Cannabinoids like THC or CBD bind to the cannabinoid receptors in the ECS and affect these functions.
The History Of Cannabis
The history of marijuana and hemp begins in central Asia before humans were even around to cultivate it. This region, with its varied geographies and climates, forced cannabis to evolve defensive compounds. Interestingly, female plants grew to develop more of these compounds than their male counterparts—presumably since they serve a more vital role in the procreation and continuation of the species.
Around 500 BC, humans began intentionally cultivating the plant for its fibers which were incredibly useful for textiles and papermaking. It’s around this time where we first see documentation of cannabis being used medicinally as well. As the ancient world became more connected via shipping routes, the cannabis plant made its way into Africa, Europe, and eventually the Americas.
Male vs Female Cannabis Plants
Cannabis is a dioecious plant, which means that there are male and female plants with separate sex organs. Only female cannabis plants produce the flowering buds you find packaged in mylar bags at the local dispensary. The vast majority of cannabinoids are found in the buds of these female plants.
Cannabis Evolution: Why Cannabinoids?
Cannabis didn’t evolve cannabinoids with the mammalian endocannabinoid system in mind. The fact that they do interact with this system is just a happy coincidence.
Cannabinoids form in tiny resinous glands called trichomes which appear all over the surface of cannabis buds. You can actually spot these crystalline structures with the naked eye—especially on cannabinoid-rich plant breeds. Trichomes serve the plant in several different ways.
For one, they can help prevent the plant from getting overheated in dry, open climates. Surprisingly, trichomes can also be beneficial for the opposite reason. In colder climates, trichomes insulate the cannabis plant during a frost.

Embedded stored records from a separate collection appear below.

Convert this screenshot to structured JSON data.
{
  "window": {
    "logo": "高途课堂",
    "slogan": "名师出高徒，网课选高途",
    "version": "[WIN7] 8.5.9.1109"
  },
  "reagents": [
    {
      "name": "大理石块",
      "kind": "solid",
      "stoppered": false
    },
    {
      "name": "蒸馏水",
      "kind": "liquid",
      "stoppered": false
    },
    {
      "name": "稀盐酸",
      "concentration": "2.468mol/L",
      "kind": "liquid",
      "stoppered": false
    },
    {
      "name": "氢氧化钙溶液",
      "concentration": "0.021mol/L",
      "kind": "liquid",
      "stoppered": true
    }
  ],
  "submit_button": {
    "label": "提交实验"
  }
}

Cannabinoids aren’t the only compounds found in trichomes. They also contain aromatic molecules called terpenes. Terpenes produce pungent odors that can discourage herbivorous insects and animals from feasting on their plant material. Conversely, terpenes also create aromas that attract pollinators.